> Directions for this task: Please return every line from the entries that has the string "Upfit" in it.

Start of Data shown

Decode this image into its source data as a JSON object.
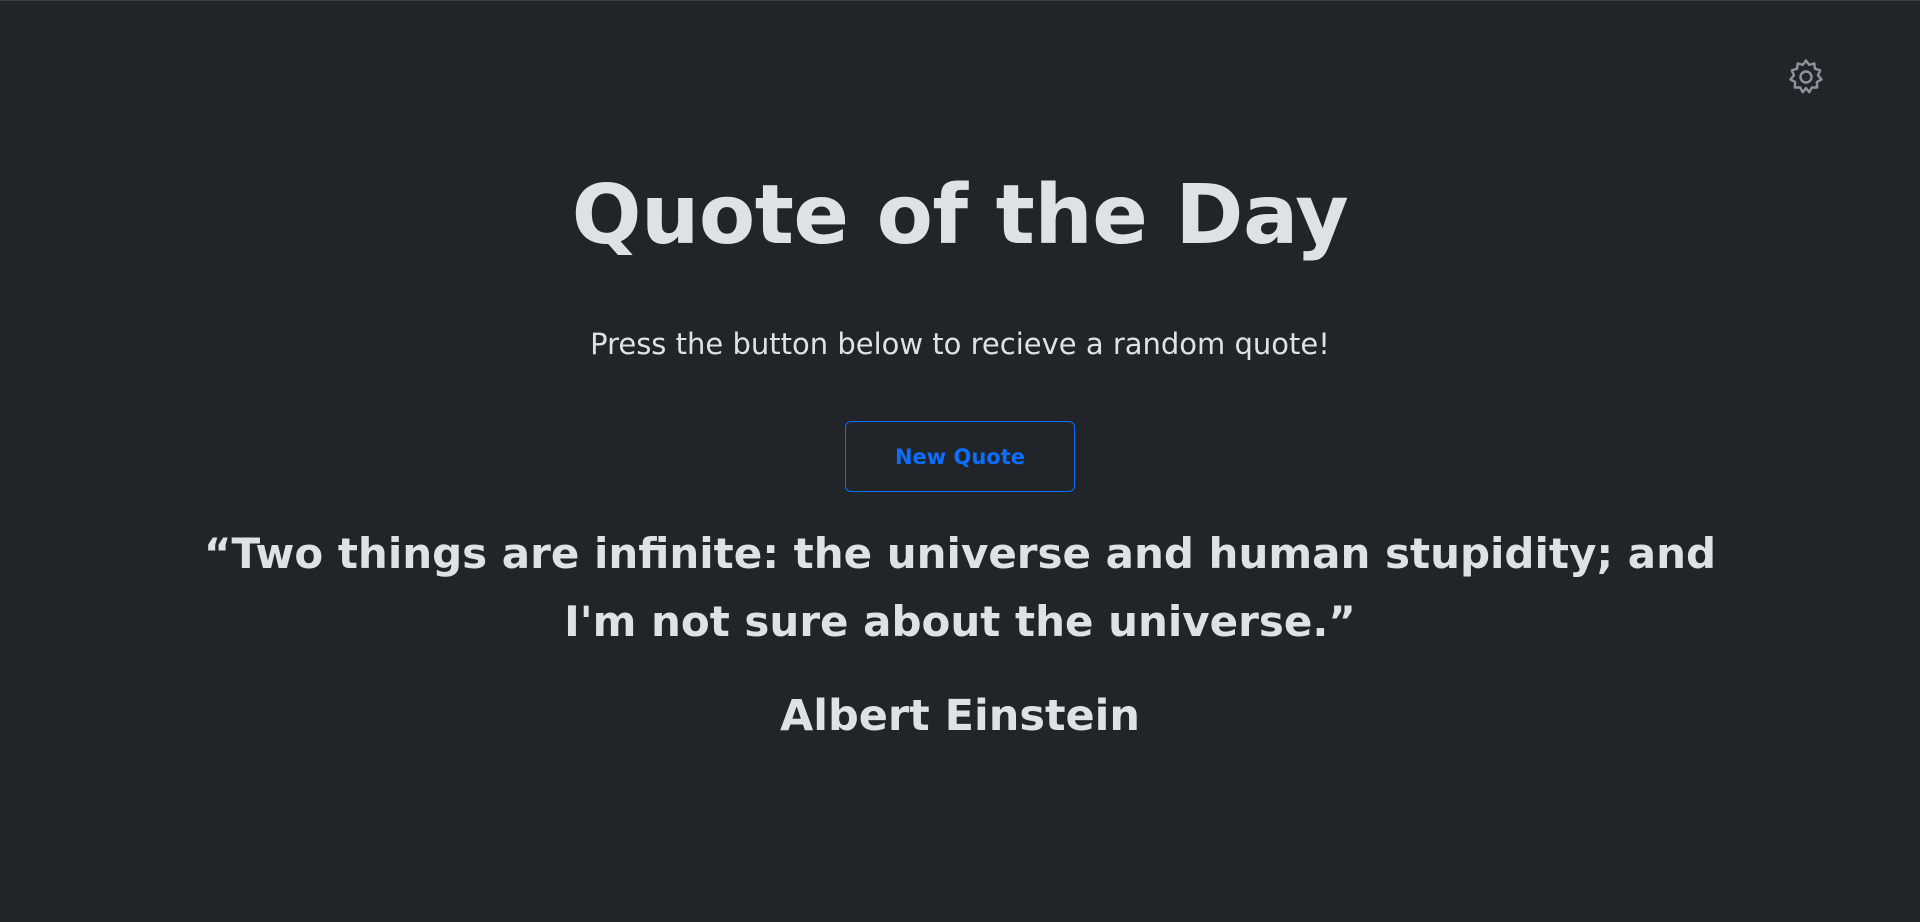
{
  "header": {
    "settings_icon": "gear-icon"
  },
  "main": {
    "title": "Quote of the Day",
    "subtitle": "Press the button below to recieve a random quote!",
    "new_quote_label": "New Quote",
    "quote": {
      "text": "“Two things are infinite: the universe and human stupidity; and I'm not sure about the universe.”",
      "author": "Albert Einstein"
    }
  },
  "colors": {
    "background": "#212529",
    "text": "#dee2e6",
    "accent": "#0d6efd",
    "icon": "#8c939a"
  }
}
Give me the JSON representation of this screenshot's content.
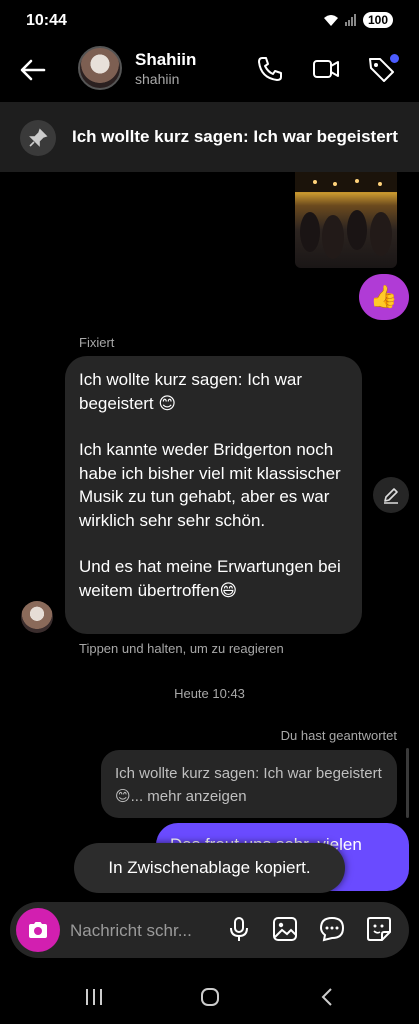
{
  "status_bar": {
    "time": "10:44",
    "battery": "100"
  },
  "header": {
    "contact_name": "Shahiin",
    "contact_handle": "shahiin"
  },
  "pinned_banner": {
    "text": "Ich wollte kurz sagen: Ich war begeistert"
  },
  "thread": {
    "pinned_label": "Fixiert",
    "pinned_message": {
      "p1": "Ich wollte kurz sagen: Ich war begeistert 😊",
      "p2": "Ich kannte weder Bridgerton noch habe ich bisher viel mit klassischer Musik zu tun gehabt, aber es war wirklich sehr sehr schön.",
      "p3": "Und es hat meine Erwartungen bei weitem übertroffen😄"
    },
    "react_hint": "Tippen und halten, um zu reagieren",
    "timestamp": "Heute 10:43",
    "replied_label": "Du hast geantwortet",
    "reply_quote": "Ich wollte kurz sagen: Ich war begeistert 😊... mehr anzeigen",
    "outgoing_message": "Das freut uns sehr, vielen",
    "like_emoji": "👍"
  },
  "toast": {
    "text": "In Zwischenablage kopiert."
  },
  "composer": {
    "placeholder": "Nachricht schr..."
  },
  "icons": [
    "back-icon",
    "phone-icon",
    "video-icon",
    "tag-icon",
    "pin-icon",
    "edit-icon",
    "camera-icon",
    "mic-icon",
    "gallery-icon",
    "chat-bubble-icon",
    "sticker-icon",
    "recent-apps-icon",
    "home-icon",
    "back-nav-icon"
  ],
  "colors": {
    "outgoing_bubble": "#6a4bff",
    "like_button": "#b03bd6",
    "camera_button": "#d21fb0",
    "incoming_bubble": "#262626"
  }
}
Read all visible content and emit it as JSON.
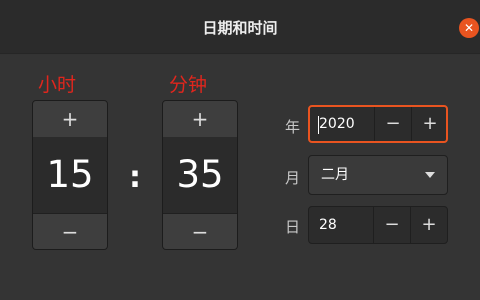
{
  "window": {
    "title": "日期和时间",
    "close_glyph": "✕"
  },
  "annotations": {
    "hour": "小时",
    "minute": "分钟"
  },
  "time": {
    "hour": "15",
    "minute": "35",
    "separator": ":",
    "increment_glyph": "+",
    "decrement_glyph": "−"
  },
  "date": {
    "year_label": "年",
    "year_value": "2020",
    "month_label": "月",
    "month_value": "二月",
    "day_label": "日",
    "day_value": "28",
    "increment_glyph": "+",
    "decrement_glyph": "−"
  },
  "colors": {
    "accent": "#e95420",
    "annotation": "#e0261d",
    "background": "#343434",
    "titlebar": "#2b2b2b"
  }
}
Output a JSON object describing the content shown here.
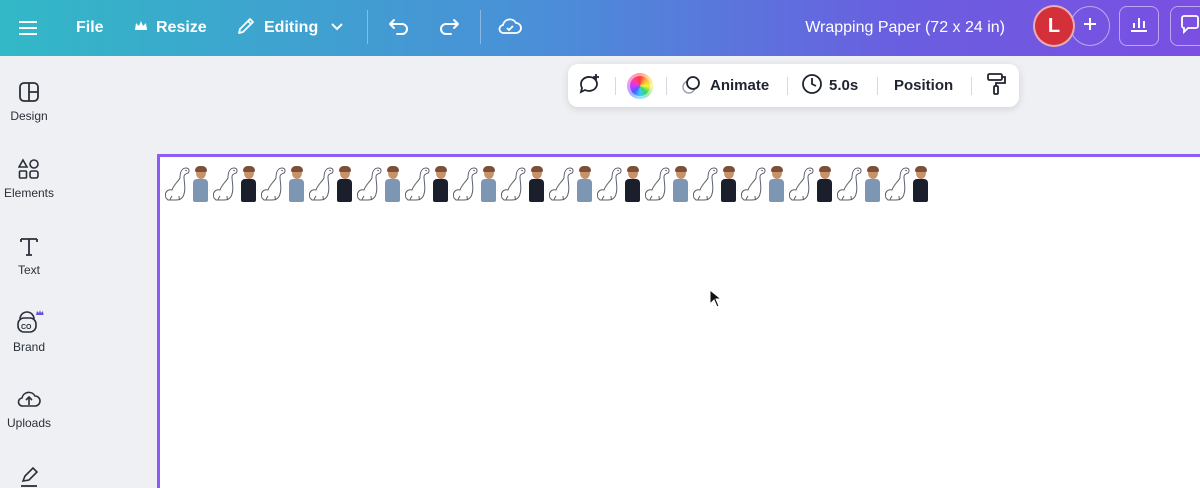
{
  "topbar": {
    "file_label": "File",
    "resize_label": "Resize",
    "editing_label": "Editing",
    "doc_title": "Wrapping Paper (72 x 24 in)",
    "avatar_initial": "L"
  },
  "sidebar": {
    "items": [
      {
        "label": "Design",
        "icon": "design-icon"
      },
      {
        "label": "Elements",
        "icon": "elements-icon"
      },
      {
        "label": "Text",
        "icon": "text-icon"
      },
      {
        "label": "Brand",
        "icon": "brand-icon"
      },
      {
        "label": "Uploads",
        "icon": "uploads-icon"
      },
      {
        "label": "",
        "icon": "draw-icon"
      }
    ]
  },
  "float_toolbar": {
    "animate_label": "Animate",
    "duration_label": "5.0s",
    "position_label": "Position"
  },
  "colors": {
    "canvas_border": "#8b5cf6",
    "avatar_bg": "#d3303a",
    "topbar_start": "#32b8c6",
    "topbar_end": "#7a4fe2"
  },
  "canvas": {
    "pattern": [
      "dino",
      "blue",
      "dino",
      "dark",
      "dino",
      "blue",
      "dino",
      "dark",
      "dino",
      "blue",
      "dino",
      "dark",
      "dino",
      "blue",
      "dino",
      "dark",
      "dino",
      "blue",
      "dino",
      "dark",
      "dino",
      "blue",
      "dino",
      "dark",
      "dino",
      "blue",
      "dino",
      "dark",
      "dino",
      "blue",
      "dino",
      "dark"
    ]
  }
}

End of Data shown
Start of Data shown

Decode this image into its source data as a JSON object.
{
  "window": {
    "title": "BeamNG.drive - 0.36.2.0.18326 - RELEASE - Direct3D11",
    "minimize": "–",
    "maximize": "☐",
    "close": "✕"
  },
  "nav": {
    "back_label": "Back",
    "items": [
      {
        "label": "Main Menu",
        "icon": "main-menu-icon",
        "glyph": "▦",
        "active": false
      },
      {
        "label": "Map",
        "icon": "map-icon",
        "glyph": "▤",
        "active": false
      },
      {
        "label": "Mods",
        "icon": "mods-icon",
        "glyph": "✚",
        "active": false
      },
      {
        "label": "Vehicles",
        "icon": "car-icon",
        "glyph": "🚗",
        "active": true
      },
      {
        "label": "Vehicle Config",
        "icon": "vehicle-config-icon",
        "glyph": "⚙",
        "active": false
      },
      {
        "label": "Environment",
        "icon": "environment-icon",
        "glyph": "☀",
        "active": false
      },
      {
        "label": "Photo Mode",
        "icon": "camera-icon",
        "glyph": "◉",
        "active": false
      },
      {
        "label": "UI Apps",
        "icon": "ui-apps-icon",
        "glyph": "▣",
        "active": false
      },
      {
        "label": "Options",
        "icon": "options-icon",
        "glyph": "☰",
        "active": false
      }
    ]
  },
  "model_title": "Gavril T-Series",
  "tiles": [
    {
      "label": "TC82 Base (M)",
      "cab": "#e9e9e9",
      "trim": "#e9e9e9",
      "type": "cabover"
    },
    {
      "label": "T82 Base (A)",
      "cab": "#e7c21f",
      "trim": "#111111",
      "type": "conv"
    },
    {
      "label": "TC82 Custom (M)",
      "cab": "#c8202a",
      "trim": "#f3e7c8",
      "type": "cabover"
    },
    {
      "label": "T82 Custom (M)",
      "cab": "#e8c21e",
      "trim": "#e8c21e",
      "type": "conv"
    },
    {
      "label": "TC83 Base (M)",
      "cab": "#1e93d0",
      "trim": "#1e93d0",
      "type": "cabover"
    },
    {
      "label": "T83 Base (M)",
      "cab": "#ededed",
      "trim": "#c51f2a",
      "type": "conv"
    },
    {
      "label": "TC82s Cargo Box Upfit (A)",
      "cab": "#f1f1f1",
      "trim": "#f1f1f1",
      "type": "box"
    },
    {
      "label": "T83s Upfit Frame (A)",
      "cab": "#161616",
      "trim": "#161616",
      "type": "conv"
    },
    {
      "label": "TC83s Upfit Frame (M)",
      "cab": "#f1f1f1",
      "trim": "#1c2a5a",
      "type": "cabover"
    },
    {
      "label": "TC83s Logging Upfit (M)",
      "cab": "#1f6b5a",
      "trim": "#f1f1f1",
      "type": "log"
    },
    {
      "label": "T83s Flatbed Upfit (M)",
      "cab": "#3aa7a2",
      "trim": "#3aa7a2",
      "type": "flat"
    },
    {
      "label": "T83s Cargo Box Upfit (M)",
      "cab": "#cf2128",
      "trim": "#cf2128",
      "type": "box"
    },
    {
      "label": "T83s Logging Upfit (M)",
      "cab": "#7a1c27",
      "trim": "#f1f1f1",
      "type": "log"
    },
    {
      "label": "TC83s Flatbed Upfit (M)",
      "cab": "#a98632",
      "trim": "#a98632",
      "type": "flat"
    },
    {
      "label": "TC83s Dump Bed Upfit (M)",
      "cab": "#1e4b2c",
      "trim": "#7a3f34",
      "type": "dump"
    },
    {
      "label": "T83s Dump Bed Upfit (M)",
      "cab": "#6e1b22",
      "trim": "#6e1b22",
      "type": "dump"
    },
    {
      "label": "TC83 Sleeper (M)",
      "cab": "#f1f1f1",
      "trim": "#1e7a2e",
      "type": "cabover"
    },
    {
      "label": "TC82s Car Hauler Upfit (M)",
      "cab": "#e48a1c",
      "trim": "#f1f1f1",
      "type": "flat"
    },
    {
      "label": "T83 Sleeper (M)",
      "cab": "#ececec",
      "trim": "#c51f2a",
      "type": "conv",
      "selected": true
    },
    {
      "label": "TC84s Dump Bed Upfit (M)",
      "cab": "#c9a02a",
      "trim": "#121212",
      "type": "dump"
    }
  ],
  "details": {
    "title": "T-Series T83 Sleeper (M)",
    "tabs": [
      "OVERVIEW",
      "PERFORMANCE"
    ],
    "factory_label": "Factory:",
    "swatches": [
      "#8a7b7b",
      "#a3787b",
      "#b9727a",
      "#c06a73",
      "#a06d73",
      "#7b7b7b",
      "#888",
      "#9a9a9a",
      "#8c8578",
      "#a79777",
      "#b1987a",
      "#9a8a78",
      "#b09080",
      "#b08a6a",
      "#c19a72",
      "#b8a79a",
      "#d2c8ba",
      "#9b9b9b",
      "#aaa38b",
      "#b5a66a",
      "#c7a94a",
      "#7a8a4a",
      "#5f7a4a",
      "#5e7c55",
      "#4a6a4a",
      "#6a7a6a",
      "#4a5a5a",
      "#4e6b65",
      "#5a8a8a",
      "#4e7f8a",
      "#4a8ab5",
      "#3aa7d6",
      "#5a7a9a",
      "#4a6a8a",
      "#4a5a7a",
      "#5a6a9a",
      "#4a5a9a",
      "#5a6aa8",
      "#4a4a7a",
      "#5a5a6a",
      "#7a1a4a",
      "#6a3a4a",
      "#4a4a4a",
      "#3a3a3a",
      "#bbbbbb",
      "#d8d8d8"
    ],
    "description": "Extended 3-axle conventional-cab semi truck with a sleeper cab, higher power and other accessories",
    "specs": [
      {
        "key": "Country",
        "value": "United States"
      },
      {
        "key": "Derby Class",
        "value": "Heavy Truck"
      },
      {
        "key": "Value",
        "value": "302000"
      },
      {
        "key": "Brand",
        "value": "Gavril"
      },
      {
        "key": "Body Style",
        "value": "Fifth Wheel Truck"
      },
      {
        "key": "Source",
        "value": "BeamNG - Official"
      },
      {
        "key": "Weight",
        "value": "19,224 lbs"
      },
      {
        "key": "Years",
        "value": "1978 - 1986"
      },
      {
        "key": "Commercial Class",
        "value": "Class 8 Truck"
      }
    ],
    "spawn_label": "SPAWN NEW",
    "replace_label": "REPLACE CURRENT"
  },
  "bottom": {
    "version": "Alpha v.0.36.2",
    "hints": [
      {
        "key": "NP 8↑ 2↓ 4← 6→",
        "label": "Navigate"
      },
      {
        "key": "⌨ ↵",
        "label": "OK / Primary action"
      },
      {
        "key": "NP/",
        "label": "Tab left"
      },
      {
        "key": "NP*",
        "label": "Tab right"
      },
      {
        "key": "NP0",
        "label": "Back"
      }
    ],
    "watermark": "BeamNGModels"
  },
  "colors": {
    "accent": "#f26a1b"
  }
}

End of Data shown

> Task answer:
      "label": "TC82s Cargo Box Upfit (A)",
      "label": "T83s Upfit Frame (A)",
      "label": "TC83s Upfit Frame (M)",
      "label": "TC83s Logging Upfit (M)",
      "label": "T83s Flatbed Upfit (M)",
      "label": "T83s Cargo Box Upfit (M)",
      "label": "T83s Logging Upfit (M)",
      "label": "TC83s Flatbed Upfit (M)",
      "label": "TC83s Dump Bed Upfit (M)",
      "label": "T83s Dump Bed Upfit (M)",
      "label": "TC82s Car Hauler Upfit (M)",
      "label": "TC84s Dump Bed Upfit (M)",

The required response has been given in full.